The incorporation of 5-3H-uridine and 5-3H-cytidine into nucleolar and nonnucleolar RNA in the nucleus of monkey and pig kidney cells was measured in vitro during the cell life cycle. Time-lapse cinematographic records were made of cells during asynchronous exponential proliferation, in order to identify the temporal position of individual cells in relation to the preceding mitosis. Immediately following cinematography, cells were labeled with uridine-3H and cytidine-3H for a short period, fixed, and analyzed by radioautography. Since the data permit correlation of the rate of RNA labeling with the position of a cell within the cycle, curves could be constructed describing the rate of RNA synthesis over the average cell cycle. RNA synthesis was absent in early telophase, and rose very abruptly in rate in late telophase and in very early G1 in both the nucleus and the reconstituting nucleolus. Thereafter, through the G1 and S periods the rate of nuclear RNA synthesis rose gradually. When we used a 10-min pulse, there was no detectable change in the rate for nucleolar RNA labeling in monkey kidney cells during G1 or S. When we used a 30-min labeling time, the rate of nucleolar RNA labeling rose gradually in pig kidney cells.
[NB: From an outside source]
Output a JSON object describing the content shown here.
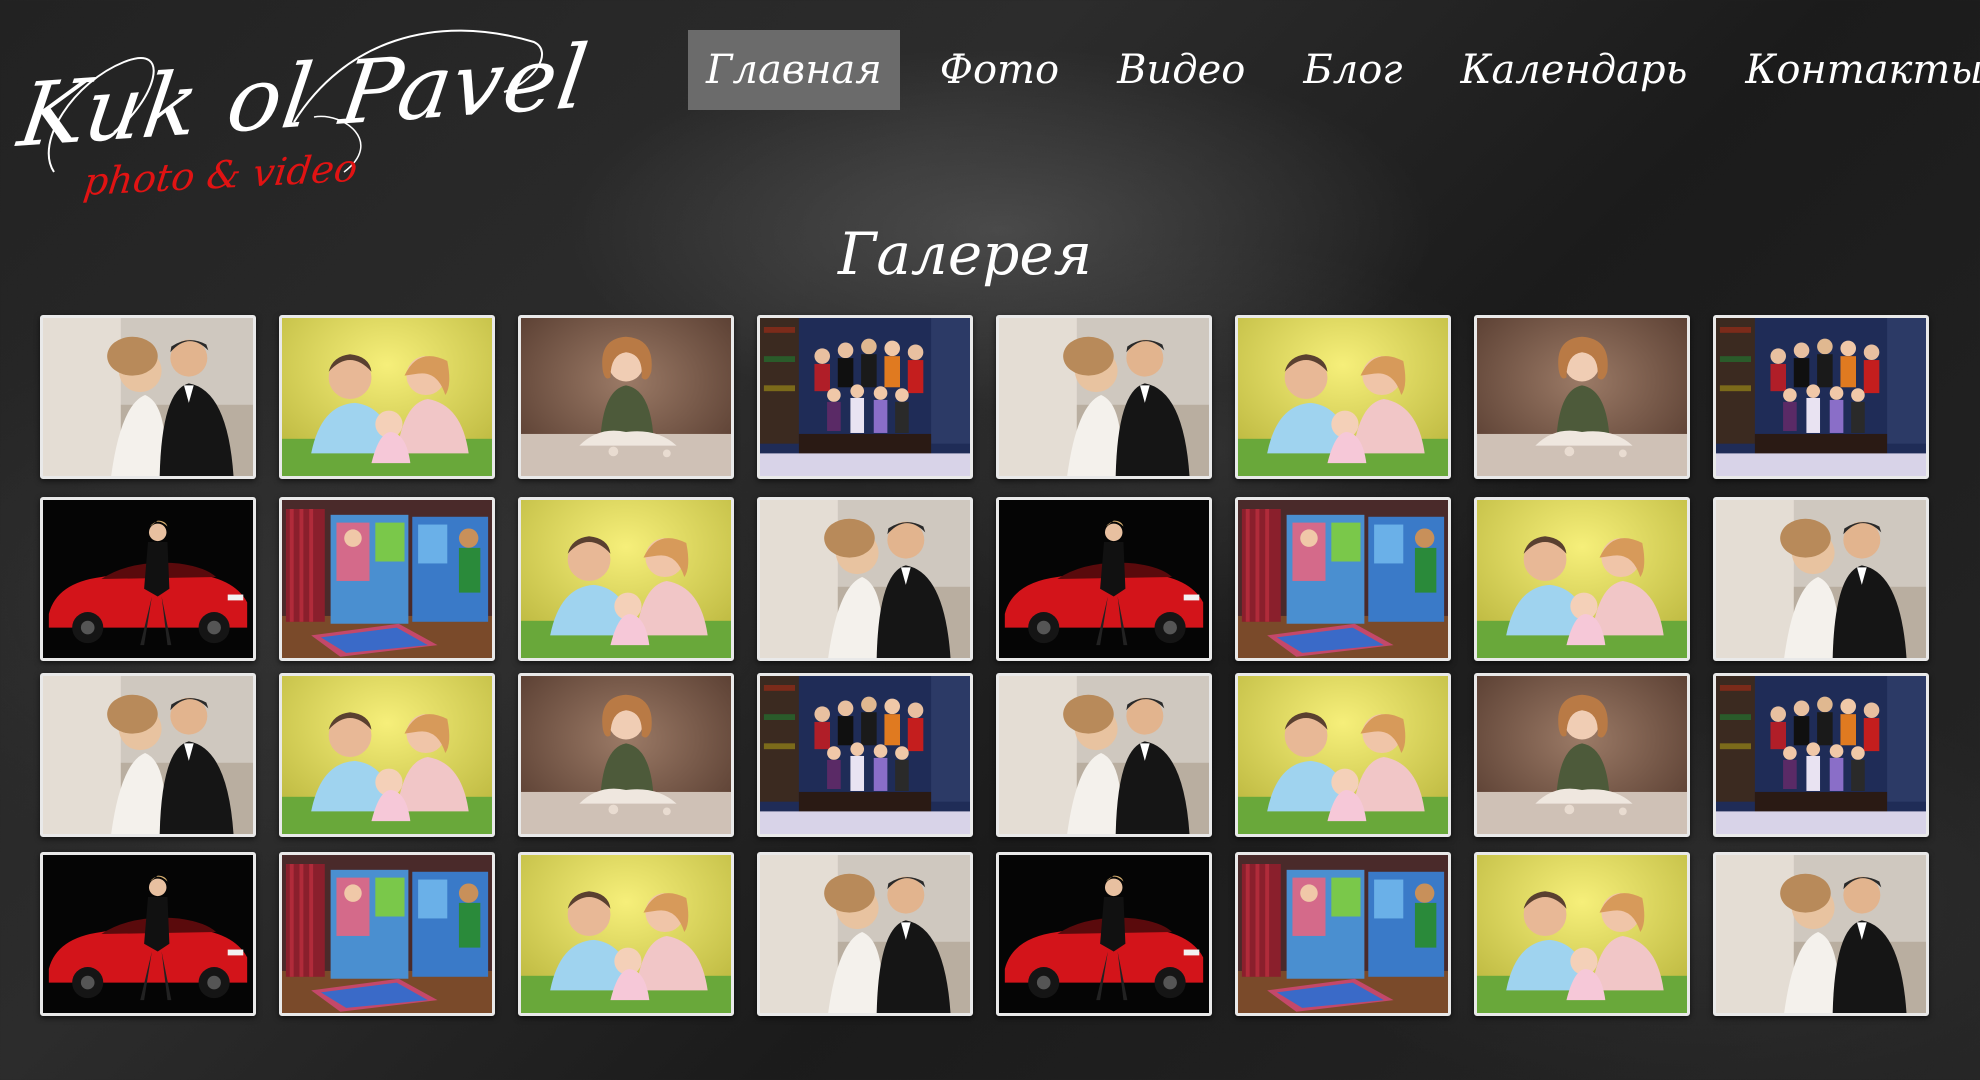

With increasing time after mitosis, the data became more variable, which may, in part, be related to the variation in generation times for individual cells.

This content is only available as a PDF.